A: A lot of SWA retreat elements keep me coming back! I’ve become friends with the instructors, and it’s always fun to go on trips with friends… I honestly feel like the retreats are very reasonably priced for everything that’s included; instruction, video, food, lodging, yoga, etc… The destinations are so well researched and I feel like I’m set up for success… The food is delicious… Also, the retreats attract rad womxn!
Q: Describe the feeling you get from surfing…
A: Just, happy. I feel free and empowered and like I’m doing something I didn’t think I could do.
Q: What are you most passionate about in life right now? The SWA community wants to know!
A: Living in the Pacific Northwest, I’m most passionate about getting dialed in the backcountry (splitboarding, specifically). I’m spending a couple months with my partner in Revelstoke, British Columbia this winter so getting ready with continued avalanche awareness training, snow science education, and continuing to volunteer for Mt. Rainier Nordic Ski Patrol! I love snow.
Q: What is your dream SWA retreat location?
A: Batu Karas, Java
Q: What would you tell someone who is about to go on their first SWA retreat?
In this story you’ll take a trip to a village in Morocco alongside SWA coach Emma and join her as she falls in love with Moroccan strays and connects with a local animal shelter in an effort to help.
Here’s Emma’s story:

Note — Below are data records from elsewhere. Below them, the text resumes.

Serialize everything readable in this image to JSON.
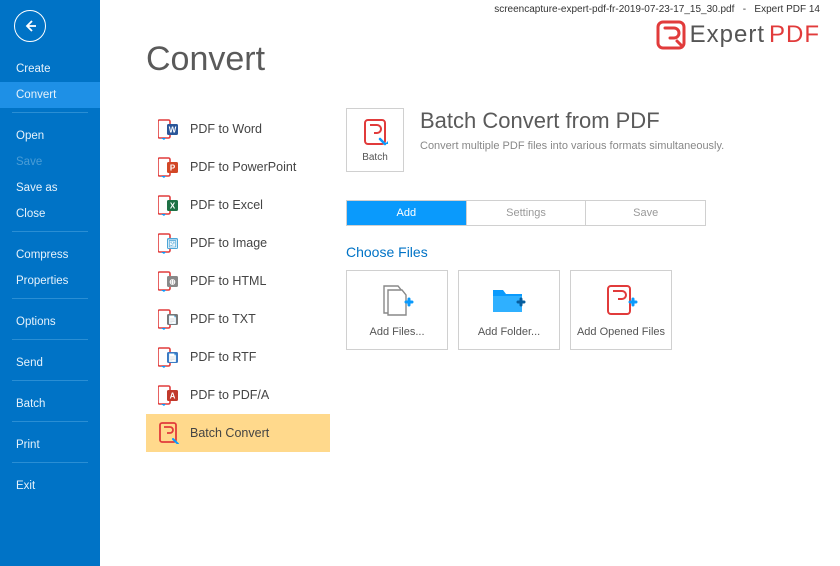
{
  "topbar": {
    "filename": "screencapture-expert-pdf-fr-2019-07-23-17_15_30.pdf",
    "sep": "-",
    "app": "Expert PDF 14"
  },
  "logo": {
    "part1": "Expert",
    "part2": "PDF"
  },
  "sidebar": {
    "items": [
      {
        "label": "Create",
        "sel": false,
        "group": 0
      },
      {
        "label": "Convert",
        "sel": true,
        "group": 0
      },
      {
        "label": "Open",
        "sel": false,
        "group": 1
      },
      {
        "label": "Save",
        "sel": false,
        "group": 1,
        "disabled": true
      },
      {
        "label": "Save as",
        "sel": false,
        "group": 1
      },
      {
        "label": "Close",
        "sel": false,
        "group": 1
      },
      {
        "label": "Compress",
        "sel": false,
        "group": 2
      },
      {
        "label": "Properties",
        "sel": false,
        "group": 2
      },
      {
        "label": "Options",
        "sel": false,
        "group": 3
      },
      {
        "label": "Send",
        "sel": false,
        "group": 4
      },
      {
        "label": "Batch",
        "sel": false,
        "group": 5
      },
      {
        "label": "Print",
        "sel": false,
        "group": 6
      },
      {
        "label": "Exit",
        "sel": false,
        "group": 7
      }
    ]
  },
  "page": {
    "title": "Convert",
    "convert_options": [
      {
        "label": "PDF to Word",
        "icon": "word",
        "sel": false
      },
      {
        "label": "PDF to PowerPoint",
        "icon": "ppt",
        "sel": false
      },
      {
        "label": "PDF to Excel",
        "icon": "excel",
        "sel": false
      },
      {
        "label": "PDF to Image",
        "icon": "image",
        "sel": false
      },
      {
        "label": "PDF to HTML",
        "icon": "html",
        "sel": false
      },
      {
        "label": "PDF to TXT",
        "icon": "txt",
        "sel": false
      },
      {
        "label": "PDF to RTF",
        "icon": "rtf",
        "sel": false
      },
      {
        "label": "PDF to PDF/A",
        "icon": "pdfa",
        "sel": false
      },
      {
        "label": "Batch Convert",
        "icon": "batch",
        "sel": true
      }
    ],
    "panel": {
      "batch_label": "Batch",
      "title": "Batch Convert from PDF",
      "subtitle": "Convert multiple PDF files into various formats simultaneously.",
      "tabs": [
        {
          "label": "Add",
          "sel": true
        },
        {
          "label": "Settings",
          "sel": false
        },
        {
          "label": "Save",
          "sel": false
        }
      ],
      "section": "Choose Files",
      "cards": [
        {
          "label": "Add Files...",
          "icon": "add-files"
        },
        {
          "label": "Add Folder...",
          "icon": "add-folder"
        },
        {
          "label": "Add Opened Files",
          "icon": "add-opened"
        }
      ]
    }
  }
}
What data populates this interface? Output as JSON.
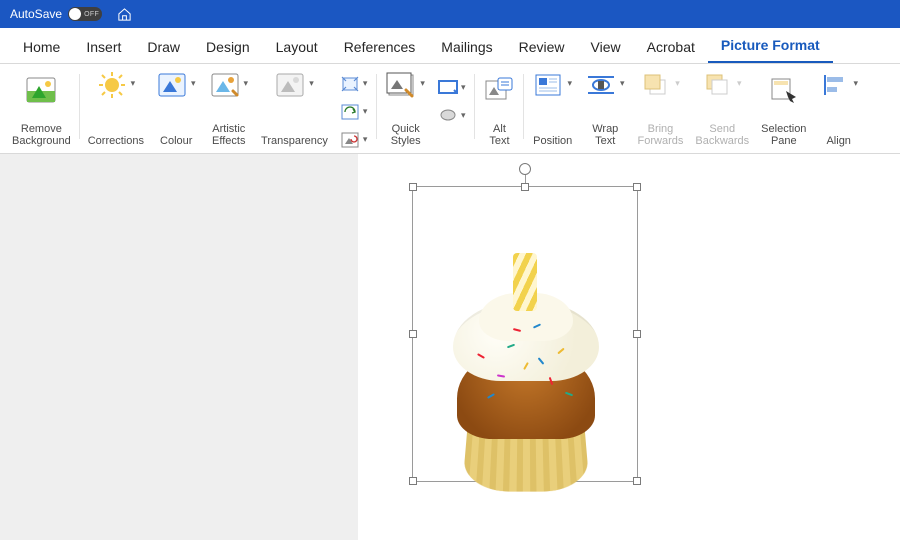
{
  "titlebar": {
    "autosave_label": "AutoSave",
    "autosave_state": "OFF"
  },
  "tabs": [
    {
      "label": "Home"
    },
    {
      "label": "Insert"
    },
    {
      "label": "Draw"
    },
    {
      "label": "Design"
    },
    {
      "label": "Layout"
    },
    {
      "label": "References"
    },
    {
      "label": "Mailings"
    },
    {
      "label": "Review"
    },
    {
      "label": "View"
    },
    {
      "label": "Acrobat"
    },
    {
      "label": "Picture Format",
      "active": true
    }
  ],
  "ribbon": {
    "remove_bg": "Remove\nBackground",
    "corrections": "Corrections",
    "colour": "Colour",
    "artistic": "Artistic\nEffects",
    "transparency": "Transparency",
    "quick_styles": "Quick\nStyles",
    "alt_text": "Alt\nText",
    "position": "Position",
    "wrap_text": "Wrap\nText",
    "bring_fwd": "Bring\nForwards",
    "send_back": "Send\nBackwards",
    "sel_pane": "Selection\nPane",
    "align": "Align"
  },
  "canvas": {
    "selected_image": "cupcake-with-candle"
  }
}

I landed in Morocco mid-September, bright eyed and bushy tailed, ready for the start of another season with Surf With Amigas. I was greeted by couscous, a cornucopia of color and an astonishing amount of furry, four-legged friends. Reesie, Chloe and I spent 3 days in Marrakech where we learned cats were king, residents of every street corner and territorial savages when tajine scraps were on the line.
From Marrakech we moved south to Imsouane, a village north of Agadir where we hold the SWA retreats. Waters once dominated by fishermen have transformed into Moroccan Malibu, with European tourists and soft tops flying about in the fog.
Marrakech is to cats as Imsouane is to dogs (and some cats). That first morning in the few days before the start of the retreat we stayed at a cute hotel further down the cliff from the SWA retreat villa. Feeling underdressed and too awkward to make conversation with the European hipsters that make boho look elegant, I went to play with one of the stray pups rolling around in the dirt out front.
What’s the key to keeping our lineups safe and fun?
Knowing and spreading the unwritten rulebook to surfing- surf etiquette! So, here we are! Ready to pass down and circulate some surf etiquette/safety tips, for whoever may need it.
Tip #1: Get to know your surf level
Whether you’re brand new to surfing, or already have some experience, it’s essential to find a surf spot that suits your skill level. Surfing at a break that’s right for you is the best way to avoid unwanted surf incidents- whether that means avoiding crowded lineups, difficult waves, sharp reef, etc.
It’s certainly courageous (and cool) to push outside of your comfort zone and surf difficult waves! You should only try to push these limits once you’re completely confident that you can control your surfboard and maneuver around other surfers or obstacles in the lineup.
What’s the best way to find a break thats right for you?
One recommendation, besides reflecting on your own surf sessions and experiences, is to talk with experienced surfers in your area. If you’re at your local beach and wondering if the break or conditions are appropriate for your level, scope out an experienced surfer who’s close by and just start chatting! Chances are, they’ll be willing to point you in the right direction.